(Available data Opens)
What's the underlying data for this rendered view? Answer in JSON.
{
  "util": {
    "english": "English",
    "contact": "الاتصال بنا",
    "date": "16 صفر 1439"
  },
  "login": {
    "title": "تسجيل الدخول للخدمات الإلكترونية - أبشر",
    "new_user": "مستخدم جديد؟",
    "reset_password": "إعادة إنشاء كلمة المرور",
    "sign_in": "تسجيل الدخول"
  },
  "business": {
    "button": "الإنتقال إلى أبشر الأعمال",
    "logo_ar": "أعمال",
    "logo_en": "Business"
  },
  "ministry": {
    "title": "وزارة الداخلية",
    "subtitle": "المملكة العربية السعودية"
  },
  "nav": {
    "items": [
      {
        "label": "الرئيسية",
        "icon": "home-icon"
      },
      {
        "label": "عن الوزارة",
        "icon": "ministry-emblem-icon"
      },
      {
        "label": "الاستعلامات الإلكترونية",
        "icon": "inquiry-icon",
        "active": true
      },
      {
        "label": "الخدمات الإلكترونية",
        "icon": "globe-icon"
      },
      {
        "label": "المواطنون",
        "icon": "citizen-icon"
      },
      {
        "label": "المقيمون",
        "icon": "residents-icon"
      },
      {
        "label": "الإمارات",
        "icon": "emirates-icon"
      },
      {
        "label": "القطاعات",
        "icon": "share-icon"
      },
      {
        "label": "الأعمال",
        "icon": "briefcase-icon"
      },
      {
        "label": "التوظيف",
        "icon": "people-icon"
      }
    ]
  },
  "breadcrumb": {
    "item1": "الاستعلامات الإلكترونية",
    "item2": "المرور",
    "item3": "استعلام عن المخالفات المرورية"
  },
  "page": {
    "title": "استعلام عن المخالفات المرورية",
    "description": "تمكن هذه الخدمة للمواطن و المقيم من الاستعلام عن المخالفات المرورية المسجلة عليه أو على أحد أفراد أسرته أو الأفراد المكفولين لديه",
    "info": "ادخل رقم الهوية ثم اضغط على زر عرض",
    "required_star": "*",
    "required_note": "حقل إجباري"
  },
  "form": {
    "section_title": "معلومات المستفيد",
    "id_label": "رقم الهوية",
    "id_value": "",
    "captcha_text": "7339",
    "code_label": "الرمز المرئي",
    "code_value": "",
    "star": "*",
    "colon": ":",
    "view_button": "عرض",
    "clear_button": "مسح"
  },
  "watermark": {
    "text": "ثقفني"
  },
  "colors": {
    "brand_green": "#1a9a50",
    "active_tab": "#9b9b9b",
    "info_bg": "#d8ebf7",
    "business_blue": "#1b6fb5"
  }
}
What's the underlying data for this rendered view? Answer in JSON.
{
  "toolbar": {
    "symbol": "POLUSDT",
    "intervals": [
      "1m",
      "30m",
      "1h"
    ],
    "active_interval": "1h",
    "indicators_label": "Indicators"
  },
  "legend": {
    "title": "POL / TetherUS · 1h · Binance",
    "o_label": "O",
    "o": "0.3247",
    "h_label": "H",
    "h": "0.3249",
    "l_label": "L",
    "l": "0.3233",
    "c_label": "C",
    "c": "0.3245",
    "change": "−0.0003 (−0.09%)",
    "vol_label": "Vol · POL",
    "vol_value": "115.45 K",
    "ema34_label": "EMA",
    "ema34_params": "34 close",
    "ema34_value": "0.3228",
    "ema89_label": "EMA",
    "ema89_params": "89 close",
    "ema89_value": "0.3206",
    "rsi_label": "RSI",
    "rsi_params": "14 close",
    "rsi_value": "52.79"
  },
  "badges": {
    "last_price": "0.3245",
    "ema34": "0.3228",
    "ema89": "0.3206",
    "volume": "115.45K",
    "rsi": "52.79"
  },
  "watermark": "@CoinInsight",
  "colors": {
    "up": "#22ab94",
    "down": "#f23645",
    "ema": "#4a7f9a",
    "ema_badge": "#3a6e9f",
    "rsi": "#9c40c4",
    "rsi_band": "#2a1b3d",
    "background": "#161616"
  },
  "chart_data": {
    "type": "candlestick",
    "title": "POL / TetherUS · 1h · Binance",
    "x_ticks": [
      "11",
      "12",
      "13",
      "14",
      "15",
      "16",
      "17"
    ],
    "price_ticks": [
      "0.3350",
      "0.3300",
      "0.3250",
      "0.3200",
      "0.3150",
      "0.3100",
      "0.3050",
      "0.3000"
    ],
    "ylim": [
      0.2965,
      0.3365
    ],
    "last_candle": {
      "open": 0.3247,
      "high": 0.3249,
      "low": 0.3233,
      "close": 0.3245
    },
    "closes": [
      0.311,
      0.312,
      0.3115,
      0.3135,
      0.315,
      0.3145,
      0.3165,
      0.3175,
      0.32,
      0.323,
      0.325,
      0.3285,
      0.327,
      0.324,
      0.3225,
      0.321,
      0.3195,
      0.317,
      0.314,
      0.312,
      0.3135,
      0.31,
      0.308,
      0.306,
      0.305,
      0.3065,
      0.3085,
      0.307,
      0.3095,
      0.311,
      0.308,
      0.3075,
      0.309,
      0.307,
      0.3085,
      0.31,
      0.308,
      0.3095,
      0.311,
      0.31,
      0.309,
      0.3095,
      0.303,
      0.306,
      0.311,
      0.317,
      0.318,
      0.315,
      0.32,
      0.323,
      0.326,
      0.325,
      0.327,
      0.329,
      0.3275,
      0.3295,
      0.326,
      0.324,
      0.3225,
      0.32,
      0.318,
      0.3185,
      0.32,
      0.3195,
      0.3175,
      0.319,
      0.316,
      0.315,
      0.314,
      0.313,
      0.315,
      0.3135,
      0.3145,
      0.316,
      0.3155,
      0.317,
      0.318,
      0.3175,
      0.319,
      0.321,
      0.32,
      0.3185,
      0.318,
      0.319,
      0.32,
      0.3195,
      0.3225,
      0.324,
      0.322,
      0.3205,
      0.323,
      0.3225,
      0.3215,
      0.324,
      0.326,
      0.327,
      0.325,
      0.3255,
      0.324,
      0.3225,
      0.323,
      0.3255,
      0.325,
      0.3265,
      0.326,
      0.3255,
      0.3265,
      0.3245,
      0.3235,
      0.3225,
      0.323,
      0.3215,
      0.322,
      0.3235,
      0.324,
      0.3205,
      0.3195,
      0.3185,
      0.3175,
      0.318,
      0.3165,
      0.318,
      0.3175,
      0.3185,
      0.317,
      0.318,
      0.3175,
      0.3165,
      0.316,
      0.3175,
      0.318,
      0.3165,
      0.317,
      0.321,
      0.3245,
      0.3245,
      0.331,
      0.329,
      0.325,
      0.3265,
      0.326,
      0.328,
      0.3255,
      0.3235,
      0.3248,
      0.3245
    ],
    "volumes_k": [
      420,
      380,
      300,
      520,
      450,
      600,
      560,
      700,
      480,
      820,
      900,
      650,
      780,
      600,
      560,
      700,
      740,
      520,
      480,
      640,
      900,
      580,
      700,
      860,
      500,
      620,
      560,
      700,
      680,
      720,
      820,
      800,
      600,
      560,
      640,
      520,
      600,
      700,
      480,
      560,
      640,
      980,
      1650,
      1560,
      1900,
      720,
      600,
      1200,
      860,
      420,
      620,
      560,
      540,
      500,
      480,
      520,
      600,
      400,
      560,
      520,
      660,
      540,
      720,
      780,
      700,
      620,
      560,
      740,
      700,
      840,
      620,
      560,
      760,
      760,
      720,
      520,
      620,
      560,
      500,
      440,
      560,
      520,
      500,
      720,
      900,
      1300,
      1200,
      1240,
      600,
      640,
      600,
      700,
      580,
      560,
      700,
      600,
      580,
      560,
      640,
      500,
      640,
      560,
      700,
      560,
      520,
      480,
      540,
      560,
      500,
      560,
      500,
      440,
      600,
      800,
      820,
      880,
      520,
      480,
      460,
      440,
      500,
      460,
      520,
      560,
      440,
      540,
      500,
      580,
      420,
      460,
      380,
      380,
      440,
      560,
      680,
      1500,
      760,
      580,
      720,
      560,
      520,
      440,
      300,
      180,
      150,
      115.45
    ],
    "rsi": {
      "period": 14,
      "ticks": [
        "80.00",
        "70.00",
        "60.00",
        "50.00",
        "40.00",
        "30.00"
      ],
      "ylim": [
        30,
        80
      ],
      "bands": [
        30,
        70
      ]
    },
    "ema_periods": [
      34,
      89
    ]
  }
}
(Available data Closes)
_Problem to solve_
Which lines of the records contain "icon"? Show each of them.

_Task output_
        "icon": "home-icon"
        "icon": "ministry-emblem-icon"
        "icon": "inquiry-icon",
        "icon": "globe-icon"
        "icon": "citizen-icon"
        "icon": "residents-icon"
        "icon": "emirates-icon"
        "icon": "share-icon"
        "icon": "briefcase-icon"
        "icon": "people-icon"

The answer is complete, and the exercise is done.